The evolution of automated manufacturing is leading to a paradigm shift away from manual metrology solutions to automated metrology solutions, according to research by Frost & Sullivan.
With the integration of inspections into shop-floor processes, the report says there is a need to perform measurements without human intervention to minimise errors and reduce the time required for inspections. This triggers the demand for robot-based metrology tools across industries.
The analysis finds that robot-based metrology system providers should work closely with automobile manufacturers to enable product innovation and ensure safety and manufacturing standards compliance, develop systems that allow factory simulation to stay in sync with the physical space to realise end-to-end factory visibility, and also invest in expanding their product portfolio with advanced software capabilities.

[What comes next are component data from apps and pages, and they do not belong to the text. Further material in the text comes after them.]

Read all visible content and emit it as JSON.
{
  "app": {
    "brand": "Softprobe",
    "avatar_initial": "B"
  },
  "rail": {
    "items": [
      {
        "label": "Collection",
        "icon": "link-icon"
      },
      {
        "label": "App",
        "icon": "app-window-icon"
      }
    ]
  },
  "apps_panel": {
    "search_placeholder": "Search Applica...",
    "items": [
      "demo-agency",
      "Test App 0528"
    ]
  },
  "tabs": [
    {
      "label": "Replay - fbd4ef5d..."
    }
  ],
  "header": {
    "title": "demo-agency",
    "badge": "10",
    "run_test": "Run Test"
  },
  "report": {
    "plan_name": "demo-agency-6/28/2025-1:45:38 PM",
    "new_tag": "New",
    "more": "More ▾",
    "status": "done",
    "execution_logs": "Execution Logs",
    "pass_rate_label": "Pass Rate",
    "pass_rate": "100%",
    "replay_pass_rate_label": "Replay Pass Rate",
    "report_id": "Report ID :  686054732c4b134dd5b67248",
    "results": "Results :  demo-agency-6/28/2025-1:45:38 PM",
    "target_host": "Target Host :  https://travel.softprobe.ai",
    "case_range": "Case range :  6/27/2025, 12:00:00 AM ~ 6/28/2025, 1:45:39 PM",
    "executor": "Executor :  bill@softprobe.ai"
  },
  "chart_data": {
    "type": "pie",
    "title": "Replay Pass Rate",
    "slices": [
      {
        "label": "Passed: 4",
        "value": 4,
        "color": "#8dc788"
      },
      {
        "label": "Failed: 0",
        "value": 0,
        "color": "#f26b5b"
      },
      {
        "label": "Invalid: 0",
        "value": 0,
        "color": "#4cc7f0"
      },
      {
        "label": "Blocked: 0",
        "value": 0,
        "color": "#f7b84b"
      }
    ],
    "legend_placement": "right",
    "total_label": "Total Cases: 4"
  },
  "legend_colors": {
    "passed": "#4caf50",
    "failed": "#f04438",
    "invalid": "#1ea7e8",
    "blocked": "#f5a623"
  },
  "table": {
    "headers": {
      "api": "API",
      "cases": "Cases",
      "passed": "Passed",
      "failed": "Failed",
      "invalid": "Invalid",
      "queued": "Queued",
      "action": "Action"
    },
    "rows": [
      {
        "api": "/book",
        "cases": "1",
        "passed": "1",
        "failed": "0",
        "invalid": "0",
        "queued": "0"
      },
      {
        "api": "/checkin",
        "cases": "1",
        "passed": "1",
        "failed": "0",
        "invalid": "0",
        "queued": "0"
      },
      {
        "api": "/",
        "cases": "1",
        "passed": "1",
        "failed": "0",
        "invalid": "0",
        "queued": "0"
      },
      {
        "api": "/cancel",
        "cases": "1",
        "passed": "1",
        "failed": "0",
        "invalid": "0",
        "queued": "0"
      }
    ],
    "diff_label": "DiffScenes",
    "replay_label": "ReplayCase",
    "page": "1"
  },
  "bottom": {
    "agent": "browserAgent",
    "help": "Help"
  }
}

Automated manufacturing is evolving
According to Frost & Sullivan’s research, Global Robot-based Metrology Growth Opportunities, the buoyant global robot-based metrology market will likely reach US$396.2mn by 2026 from US$189.9mn in 2021, registering an impressive expansion at a compound annual growth rate (CAGR) of 15.8%.
“With Industry 4.0, automated manufacturing is evolving and further paving the way for automated measurements,” said Shruti Bapusaheb Yewale, Industrial Research Analyst at Frost & Sullivan. “Additionally, it will be critical for industries to integrate measurement and closed-loop control with automated manufacturing processes in the next five years.
Despite initial investment into automation technology being costly, the long-term cost reduction heavily outweighs the cost of the technology. Implementing industrial automation technology, such as robotics and RPA, has the potential to translate into a reduction in data analytics costs.
Unplanned downtime costs manufacturers US$2mn a year on average. Faulty machines can also damage products during production, which can be costly with things as expensive as cars. Consequently, using AI to prevent these situations could result in substantial savings.
Over time, AI can analyse maintenance trends to highlight when it’s time to replace or upgrade machines.
Manufacturing as a whole is facing a substantial labour shortage. If current trends persist, there could be 2.1 million unfilled manufacturing jobs by 2030. Industries could automate more of their processes, allowing them to do more despite a smaller workforce.
“As manufacturers ramp up production and focus on maximising product quality, the demand for engineers with the right skill sets will surge,” Yewale adds. “However, the shortage of such technicians will further compel companies to adopt automation through robotics in metrology, particularly in North America and Europe."